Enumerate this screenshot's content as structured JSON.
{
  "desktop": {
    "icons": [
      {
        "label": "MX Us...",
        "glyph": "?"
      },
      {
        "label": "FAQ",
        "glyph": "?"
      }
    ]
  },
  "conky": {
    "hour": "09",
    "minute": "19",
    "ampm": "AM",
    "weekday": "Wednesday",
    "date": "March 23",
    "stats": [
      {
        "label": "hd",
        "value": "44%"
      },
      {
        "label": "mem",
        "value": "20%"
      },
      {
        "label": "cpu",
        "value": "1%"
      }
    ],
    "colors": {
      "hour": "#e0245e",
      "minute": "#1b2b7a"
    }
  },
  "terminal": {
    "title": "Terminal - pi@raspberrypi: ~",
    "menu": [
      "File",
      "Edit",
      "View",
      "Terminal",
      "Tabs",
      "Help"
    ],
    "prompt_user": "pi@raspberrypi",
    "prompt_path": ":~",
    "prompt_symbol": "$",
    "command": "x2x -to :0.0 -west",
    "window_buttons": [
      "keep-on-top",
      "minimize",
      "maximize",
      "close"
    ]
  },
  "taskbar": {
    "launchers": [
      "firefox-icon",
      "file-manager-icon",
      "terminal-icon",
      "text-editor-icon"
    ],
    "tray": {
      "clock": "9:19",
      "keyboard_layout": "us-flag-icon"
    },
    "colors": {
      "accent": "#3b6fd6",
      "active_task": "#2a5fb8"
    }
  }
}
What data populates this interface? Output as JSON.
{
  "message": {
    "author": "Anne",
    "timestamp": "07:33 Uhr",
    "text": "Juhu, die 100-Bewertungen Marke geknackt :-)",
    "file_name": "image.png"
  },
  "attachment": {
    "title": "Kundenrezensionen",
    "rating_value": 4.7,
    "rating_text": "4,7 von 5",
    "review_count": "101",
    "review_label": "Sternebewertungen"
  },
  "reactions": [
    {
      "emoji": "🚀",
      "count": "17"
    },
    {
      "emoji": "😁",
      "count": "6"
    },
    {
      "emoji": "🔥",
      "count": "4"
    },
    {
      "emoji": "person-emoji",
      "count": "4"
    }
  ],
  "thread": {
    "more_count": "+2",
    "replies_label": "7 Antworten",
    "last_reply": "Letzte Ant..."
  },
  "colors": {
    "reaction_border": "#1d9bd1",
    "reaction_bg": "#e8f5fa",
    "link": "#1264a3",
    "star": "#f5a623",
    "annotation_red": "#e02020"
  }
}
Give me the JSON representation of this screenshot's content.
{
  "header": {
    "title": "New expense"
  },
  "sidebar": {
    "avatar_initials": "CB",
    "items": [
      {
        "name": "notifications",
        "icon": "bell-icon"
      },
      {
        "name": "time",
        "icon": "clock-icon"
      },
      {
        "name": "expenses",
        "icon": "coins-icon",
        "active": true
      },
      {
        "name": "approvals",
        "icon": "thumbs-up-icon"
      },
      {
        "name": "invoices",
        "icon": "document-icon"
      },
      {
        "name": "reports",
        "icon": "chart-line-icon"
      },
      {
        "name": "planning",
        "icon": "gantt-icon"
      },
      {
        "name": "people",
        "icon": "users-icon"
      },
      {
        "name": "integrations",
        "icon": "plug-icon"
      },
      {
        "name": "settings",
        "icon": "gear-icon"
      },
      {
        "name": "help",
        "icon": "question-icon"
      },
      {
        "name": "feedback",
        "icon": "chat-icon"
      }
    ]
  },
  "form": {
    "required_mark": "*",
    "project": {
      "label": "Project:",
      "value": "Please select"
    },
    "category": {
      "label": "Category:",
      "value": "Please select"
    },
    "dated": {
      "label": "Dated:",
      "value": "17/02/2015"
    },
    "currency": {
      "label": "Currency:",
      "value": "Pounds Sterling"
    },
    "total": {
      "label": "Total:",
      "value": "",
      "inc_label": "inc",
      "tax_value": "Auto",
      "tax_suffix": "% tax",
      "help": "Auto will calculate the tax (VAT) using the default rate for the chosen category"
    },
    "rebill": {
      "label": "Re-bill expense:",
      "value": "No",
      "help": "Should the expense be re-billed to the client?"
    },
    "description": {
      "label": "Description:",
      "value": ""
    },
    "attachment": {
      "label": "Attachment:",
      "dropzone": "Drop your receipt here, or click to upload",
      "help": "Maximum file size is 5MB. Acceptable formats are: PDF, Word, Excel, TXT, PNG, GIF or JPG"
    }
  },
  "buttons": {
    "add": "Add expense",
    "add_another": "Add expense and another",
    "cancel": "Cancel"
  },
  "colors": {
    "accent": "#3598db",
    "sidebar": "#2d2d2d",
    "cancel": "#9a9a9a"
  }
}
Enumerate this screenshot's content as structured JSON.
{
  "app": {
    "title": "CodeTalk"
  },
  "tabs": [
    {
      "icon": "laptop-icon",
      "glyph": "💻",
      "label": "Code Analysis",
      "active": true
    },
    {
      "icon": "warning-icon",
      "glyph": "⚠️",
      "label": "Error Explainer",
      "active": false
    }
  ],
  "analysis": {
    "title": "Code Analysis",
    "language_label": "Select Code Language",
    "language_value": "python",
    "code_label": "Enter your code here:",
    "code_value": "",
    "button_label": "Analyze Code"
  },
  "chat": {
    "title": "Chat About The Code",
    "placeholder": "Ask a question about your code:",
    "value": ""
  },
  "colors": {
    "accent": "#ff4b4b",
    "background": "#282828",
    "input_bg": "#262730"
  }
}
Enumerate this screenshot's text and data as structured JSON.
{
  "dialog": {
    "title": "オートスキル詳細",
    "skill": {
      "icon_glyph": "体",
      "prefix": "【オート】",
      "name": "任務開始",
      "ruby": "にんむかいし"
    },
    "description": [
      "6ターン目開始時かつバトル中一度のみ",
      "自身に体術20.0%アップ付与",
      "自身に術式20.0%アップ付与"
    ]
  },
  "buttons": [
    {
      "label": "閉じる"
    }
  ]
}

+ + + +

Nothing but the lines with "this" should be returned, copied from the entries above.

| Exercise result |
Enumerate this screenshot's content as structured JSON.
What data populates this interface? Output as JSON.
Give me the JSON representation of this screenshot's content.
Enumerate this screenshot's content as structured JSON.
Enumerate this screenshot's text and data as structured JSON.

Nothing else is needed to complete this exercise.